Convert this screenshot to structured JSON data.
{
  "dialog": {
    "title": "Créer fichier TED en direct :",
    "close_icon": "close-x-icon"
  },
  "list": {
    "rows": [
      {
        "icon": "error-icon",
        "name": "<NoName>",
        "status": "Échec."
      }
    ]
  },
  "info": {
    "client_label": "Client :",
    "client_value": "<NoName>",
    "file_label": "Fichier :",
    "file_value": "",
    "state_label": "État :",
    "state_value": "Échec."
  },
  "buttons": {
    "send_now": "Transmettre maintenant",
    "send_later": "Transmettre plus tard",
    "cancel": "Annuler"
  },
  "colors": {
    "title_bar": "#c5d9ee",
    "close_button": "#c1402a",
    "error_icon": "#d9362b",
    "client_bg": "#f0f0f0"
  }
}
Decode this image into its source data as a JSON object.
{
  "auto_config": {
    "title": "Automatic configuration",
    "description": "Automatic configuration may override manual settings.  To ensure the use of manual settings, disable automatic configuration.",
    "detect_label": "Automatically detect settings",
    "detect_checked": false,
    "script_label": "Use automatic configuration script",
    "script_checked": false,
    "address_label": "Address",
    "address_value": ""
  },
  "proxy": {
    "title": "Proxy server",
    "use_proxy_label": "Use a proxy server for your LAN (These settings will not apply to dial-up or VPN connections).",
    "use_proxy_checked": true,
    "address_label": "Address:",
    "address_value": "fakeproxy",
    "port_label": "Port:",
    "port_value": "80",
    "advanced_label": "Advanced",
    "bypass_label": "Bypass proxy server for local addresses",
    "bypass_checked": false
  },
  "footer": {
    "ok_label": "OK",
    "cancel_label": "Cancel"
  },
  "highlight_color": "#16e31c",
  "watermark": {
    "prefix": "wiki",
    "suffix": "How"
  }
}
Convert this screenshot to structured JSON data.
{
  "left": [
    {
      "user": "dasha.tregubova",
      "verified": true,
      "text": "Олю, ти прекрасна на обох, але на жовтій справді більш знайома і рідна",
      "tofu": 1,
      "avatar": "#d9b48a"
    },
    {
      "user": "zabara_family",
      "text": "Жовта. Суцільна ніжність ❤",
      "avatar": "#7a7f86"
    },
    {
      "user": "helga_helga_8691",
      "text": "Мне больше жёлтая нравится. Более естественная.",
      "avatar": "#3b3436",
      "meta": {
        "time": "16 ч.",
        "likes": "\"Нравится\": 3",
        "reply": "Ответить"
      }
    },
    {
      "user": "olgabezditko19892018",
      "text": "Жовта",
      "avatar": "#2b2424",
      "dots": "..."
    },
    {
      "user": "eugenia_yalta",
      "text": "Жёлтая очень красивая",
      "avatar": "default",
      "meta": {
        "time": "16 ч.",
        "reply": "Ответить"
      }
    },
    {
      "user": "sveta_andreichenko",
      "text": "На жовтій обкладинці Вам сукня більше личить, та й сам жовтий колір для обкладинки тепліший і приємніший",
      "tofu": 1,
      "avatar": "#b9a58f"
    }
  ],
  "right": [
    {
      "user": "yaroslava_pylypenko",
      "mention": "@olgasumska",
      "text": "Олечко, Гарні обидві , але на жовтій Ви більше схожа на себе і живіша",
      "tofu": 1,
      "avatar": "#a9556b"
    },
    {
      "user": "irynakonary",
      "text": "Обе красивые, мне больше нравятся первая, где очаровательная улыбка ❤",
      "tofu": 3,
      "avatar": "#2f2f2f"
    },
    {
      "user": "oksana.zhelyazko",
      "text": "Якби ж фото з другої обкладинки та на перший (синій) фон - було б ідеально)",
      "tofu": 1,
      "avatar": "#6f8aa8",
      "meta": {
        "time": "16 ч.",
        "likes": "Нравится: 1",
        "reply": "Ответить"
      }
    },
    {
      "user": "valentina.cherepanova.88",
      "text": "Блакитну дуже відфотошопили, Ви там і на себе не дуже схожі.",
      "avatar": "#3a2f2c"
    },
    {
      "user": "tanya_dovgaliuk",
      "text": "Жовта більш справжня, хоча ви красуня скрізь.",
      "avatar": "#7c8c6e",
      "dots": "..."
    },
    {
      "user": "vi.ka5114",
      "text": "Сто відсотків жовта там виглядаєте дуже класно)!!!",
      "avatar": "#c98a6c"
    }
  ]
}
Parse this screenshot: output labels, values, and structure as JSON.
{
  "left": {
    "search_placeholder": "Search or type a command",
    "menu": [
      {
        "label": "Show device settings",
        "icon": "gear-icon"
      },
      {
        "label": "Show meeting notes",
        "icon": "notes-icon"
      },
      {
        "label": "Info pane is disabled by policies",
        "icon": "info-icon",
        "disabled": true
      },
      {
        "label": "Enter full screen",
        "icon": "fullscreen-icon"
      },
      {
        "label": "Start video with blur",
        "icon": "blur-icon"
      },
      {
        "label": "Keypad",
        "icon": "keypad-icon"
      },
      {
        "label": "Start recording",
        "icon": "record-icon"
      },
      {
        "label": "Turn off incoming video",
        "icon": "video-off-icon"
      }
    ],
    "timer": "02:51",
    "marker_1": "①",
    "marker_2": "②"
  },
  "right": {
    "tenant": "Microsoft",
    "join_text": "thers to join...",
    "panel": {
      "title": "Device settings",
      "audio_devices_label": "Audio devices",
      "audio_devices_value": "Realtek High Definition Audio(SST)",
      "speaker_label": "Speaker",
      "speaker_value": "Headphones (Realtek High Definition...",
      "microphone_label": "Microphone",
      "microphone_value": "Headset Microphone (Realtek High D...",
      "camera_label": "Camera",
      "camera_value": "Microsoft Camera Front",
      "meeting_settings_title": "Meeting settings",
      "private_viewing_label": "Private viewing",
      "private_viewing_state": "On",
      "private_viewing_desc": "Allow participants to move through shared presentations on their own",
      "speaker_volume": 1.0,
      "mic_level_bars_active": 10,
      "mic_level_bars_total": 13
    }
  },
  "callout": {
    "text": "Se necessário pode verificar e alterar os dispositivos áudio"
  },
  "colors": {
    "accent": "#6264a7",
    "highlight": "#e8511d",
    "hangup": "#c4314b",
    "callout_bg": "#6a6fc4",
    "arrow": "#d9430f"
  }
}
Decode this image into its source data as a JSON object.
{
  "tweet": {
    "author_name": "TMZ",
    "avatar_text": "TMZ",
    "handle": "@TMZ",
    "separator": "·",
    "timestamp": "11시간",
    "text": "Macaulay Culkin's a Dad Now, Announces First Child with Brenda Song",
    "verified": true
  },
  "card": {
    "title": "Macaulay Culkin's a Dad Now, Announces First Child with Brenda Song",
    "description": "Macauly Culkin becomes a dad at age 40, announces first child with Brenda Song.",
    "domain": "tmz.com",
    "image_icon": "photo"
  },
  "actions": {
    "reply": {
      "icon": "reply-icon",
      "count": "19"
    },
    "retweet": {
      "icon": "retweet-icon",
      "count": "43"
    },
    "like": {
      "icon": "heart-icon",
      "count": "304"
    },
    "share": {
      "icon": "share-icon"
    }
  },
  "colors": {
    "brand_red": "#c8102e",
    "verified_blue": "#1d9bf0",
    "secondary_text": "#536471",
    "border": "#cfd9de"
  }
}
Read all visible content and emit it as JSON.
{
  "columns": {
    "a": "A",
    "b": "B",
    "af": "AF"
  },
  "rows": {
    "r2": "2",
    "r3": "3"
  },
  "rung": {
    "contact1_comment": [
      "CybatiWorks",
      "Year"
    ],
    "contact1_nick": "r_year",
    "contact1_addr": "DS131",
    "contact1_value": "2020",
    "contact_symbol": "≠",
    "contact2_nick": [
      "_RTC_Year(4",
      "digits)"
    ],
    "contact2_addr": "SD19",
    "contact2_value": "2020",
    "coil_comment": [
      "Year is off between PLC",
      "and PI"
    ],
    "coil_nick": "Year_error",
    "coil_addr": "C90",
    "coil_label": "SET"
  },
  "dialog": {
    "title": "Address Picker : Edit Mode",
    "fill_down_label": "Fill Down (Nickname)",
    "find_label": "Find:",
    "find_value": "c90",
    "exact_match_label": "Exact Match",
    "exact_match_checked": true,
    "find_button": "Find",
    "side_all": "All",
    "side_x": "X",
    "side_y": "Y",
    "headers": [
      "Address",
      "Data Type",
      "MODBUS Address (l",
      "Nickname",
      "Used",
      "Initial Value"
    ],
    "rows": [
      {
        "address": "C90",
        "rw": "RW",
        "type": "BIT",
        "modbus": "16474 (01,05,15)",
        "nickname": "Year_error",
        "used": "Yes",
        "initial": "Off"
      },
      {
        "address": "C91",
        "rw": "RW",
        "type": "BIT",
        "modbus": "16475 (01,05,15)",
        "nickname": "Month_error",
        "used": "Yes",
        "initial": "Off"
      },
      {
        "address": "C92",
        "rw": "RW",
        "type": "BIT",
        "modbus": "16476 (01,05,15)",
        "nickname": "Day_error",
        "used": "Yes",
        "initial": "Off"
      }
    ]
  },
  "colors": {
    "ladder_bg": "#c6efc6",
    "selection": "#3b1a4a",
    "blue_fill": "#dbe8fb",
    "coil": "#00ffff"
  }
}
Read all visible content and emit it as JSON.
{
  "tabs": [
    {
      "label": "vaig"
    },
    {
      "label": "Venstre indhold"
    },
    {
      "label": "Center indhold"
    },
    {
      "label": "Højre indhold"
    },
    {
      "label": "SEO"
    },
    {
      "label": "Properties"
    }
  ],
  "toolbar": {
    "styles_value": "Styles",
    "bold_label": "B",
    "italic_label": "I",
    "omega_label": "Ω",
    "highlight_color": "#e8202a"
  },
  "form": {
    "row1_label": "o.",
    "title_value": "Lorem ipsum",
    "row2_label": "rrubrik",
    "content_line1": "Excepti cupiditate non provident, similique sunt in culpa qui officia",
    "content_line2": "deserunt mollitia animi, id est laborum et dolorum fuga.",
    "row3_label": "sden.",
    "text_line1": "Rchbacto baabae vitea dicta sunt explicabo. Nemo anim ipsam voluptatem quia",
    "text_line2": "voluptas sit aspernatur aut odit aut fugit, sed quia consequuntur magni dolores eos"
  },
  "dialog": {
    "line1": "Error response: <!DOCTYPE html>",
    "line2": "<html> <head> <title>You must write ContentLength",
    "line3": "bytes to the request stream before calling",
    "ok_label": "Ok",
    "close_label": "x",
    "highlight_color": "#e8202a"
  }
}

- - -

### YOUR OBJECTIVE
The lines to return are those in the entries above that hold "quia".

### SOLUTION TO THIS TASK
    "text_line1": "Rchbacto baabae vitea dicta sunt explicabo. Nemo anim ipsam voluptatem quia",
    "text_line2": "voluptas sit aspernatur aut odit aut fugit, sed quia consequuntur magni dolores eos"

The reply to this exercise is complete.